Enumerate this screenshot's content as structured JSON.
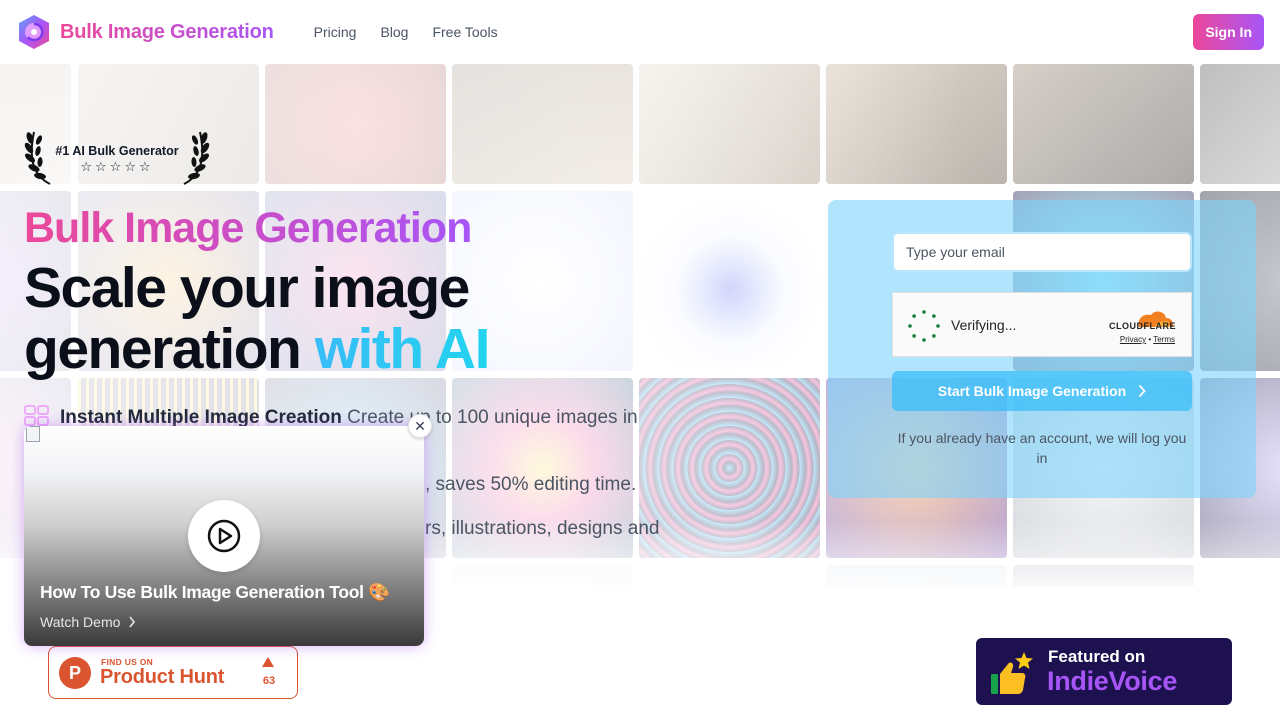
{
  "header": {
    "brand": "Bulk Image Generation",
    "nav": [
      "Pricing",
      "Blog",
      "Free Tools"
    ],
    "signin_label": "Sign In"
  },
  "award": {
    "text": "#1 AI Bulk Generator",
    "stars": "☆☆☆☆☆"
  },
  "hero": {
    "tagline": "Bulk Image Generation",
    "heading_part1": "Scale your image generation ",
    "heading_accent": "with AI",
    "features": [
      {
        "title": "Instant Multiple Image Creation",
        "text": " Create up to 100 unique images in"
      },
      {
        "title": "",
        "text": ", saves 50% editing time."
      },
      {
        "title": "",
        "text": "rs, illustrations, designs and"
      }
    ]
  },
  "video": {
    "title": "How To Use Bulk Image Generation Tool 🎨",
    "link": "Watch Demo",
    "close": "✕"
  },
  "signup": {
    "email_placeholder": "Type your email",
    "verifying": "Verifying...",
    "cloudflare_word": "CLOUDFLARE",
    "cf_privacy": "Privacy",
    "cf_sep": " • ",
    "cf_terms": "Terms",
    "start_label": "Start Bulk Image Generation",
    "note": "If you already have an account, we will log you in"
  },
  "producthunt": {
    "small": "FIND US ON",
    "big": "Product Hunt",
    "count": "63",
    "logo_letter": "P"
  },
  "indievoice": {
    "small": "Featured on",
    "big": "IndieVoice"
  },
  "colors": {
    "brand_pink": "#ec4899",
    "brand_purple": "#a855f7",
    "accent_cyan": "#38bdf8",
    "producthunt": "#da552f",
    "indievoice_bg": "#1e1150"
  }
}
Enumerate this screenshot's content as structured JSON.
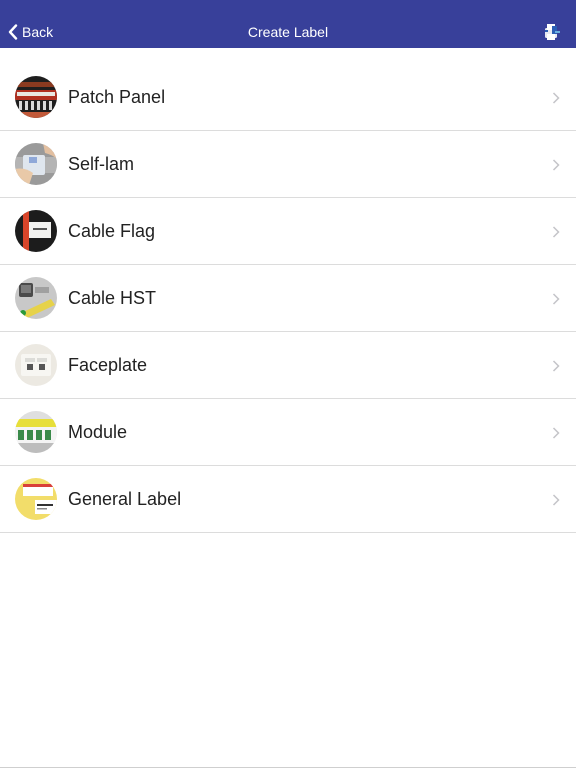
{
  "navbar": {
    "back_label": "Back",
    "title": "Create Label",
    "back_icon": "chevron-left-icon",
    "right_icon": "printer-icon",
    "background": "#38409a"
  },
  "items": [
    {
      "label": "Patch Panel",
      "icon": "patch-panel-thumbnail"
    },
    {
      "label": "Self-lam",
      "icon": "self-lam-thumbnail"
    },
    {
      "label": "Cable Flag",
      "icon": "cable-flag-thumbnail"
    },
    {
      "label": "Cable HST",
      "icon": "cable-hst-thumbnail"
    },
    {
      "label": "Faceplate",
      "icon": "faceplate-thumbnail"
    },
    {
      "label": "Module",
      "icon": "module-thumbnail"
    },
    {
      "label": "General Label",
      "icon": "general-label-thumbnail"
    }
  ],
  "chevron_icon": "chevron-right-icon"
}
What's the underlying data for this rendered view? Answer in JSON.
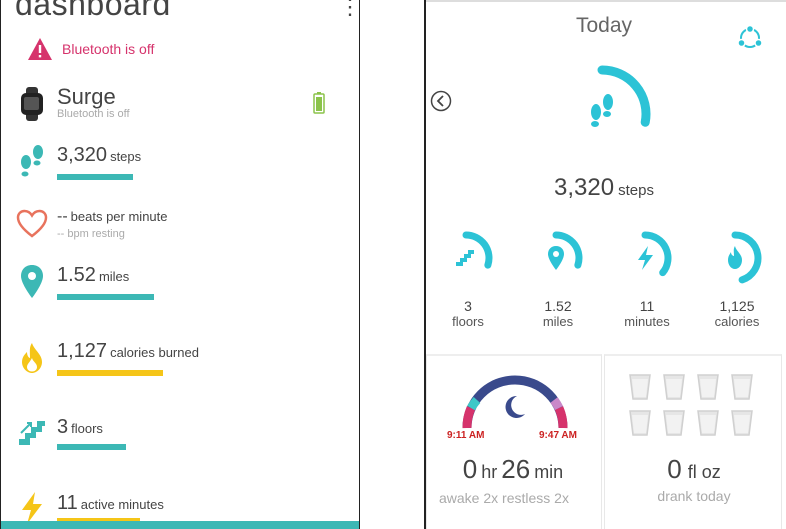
{
  "left": {
    "title": "dashboard",
    "bluetooth_warning": "Bluetooth is off",
    "device": {
      "name": "Surge",
      "status": "Bluetooth is off"
    },
    "steps": {
      "value": "3,320",
      "unit": "steps",
      "progress": 0.33
    },
    "heart": {
      "value": "--",
      "unit": "beats per minute",
      "resting": "-- bpm resting"
    },
    "distance": {
      "value": "1.52",
      "unit": "miles",
      "progress": 0.42
    },
    "calories": {
      "value": "1,127",
      "unit": "calories burned",
      "progress": 0.46
    },
    "floors": {
      "value": "3",
      "unit": "floors",
      "progress": 0.3
    },
    "active": {
      "value": "11",
      "unit": "active minutes",
      "progress": 0.36
    }
  },
  "right": {
    "title": "Today",
    "steps": {
      "value": "3,320",
      "unit": "steps",
      "progress": 0.28
    },
    "stats": [
      {
        "value": "3",
        "label": "floors",
        "icon": "stairs-icon",
        "progress": 0.3
      },
      {
        "value": "1.52",
        "label": "miles",
        "icon": "location-pin-icon",
        "progress": 0.3
      },
      {
        "value": "11",
        "label": "minutes",
        "icon": "lightning-icon",
        "progress": 0.36
      },
      {
        "value": "1,125",
        "label": "calories",
        "icon": "flame-icon",
        "progress": 0.45
      }
    ],
    "sleep": {
      "start": "9:11 AM",
      "end": "9:47 AM",
      "hours": "0",
      "hours_unit": "hr",
      "minutes": "26",
      "minutes_unit": "min",
      "summary": "awake 2x restless 2x"
    },
    "water": {
      "value": "0",
      "unit": "fl oz",
      "summary": "drank today"
    }
  },
  "colors": {
    "teal": "#3cb8b5",
    "ring": "#2cc3d6",
    "yellow": "#f5c518",
    "pink": "#d6336c",
    "heart": "#e8735d",
    "sleep_dark": "#3a4a8c"
  }
}
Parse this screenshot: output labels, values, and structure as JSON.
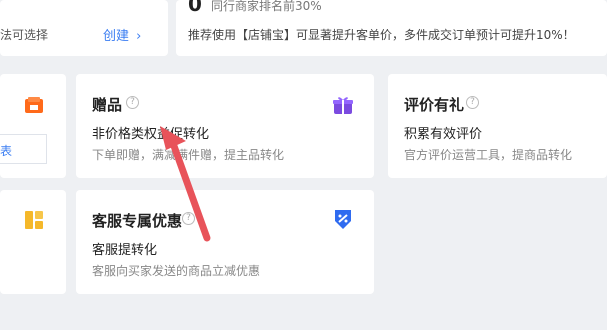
{
  "top_left_card": {
    "text": "法可选择",
    "create_link": "创建",
    "arrow": "chevron-right-icon"
  },
  "top_right_card": {
    "big_number": "0",
    "peer_rank": "同行商家排名前30%",
    "recommend": "推荐使用【店铺宝】可显著提升客单价，多件成交订单预计可提升10%！"
  },
  "tools": {
    "partial_link": "表",
    "gift": {
      "title": "赠品",
      "subtitle": "非价格类权益促转化",
      "desc": "下单即赠，满减满件赠，提主品转化",
      "help": "?"
    },
    "review": {
      "title": "评价有礼",
      "subtitle": "积累有效评价",
      "desc": "官方评价运营工具，提商品转化",
      "help": "?"
    },
    "service": {
      "title": "客服专属优惠",
      "subtitle": "客服提转化",
      "desc": "客服向买家发送的商品立减优惠",
      "help": "?"
    }
  },
  "colors": {
    "accent": "#3b7ef2",
    "orange": "#ff6a1a",
    "purple": "#7b4be0",
    "yellow": "#f5b82a",
    "blue": "#2f6bf0",
    "arrow": "#e8535a"
  }
}
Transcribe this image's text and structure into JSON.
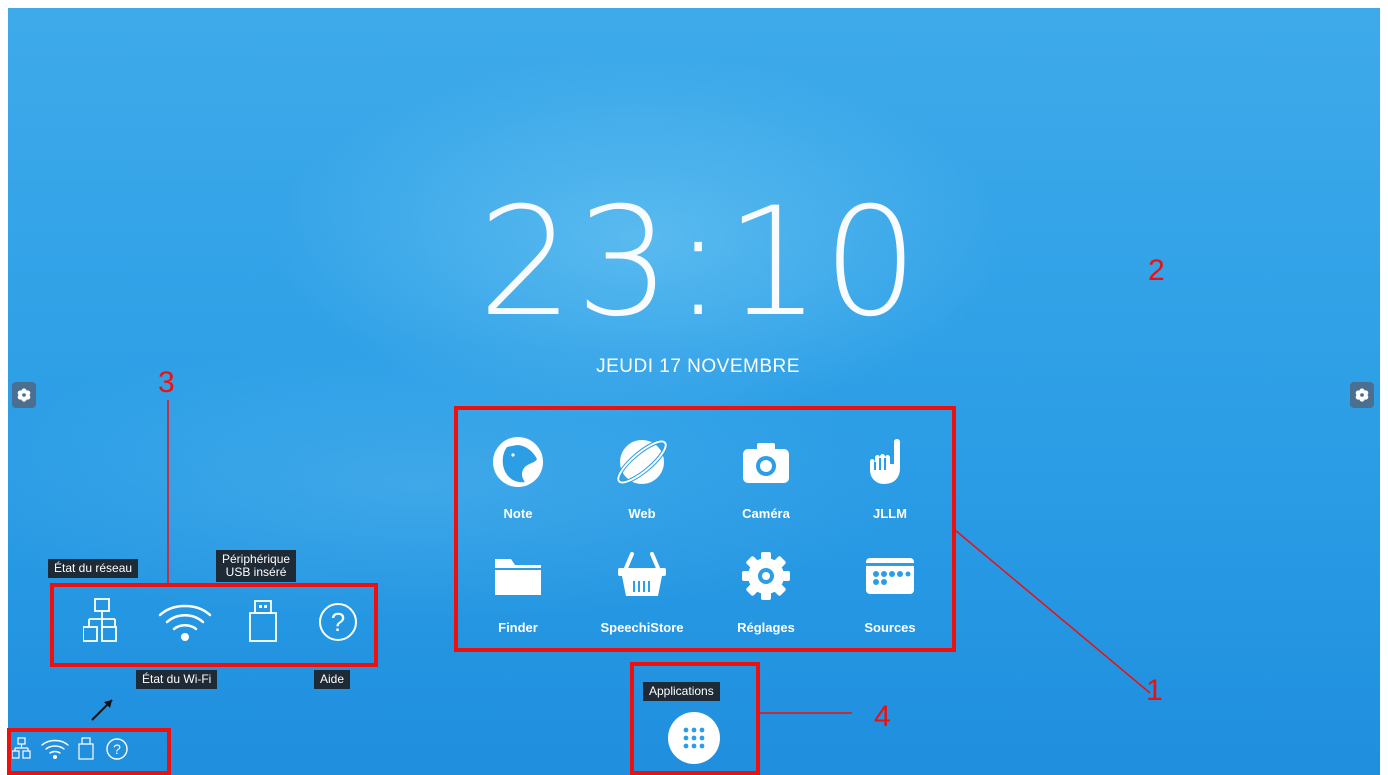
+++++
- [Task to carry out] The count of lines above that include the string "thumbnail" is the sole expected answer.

- [Solved problem] 7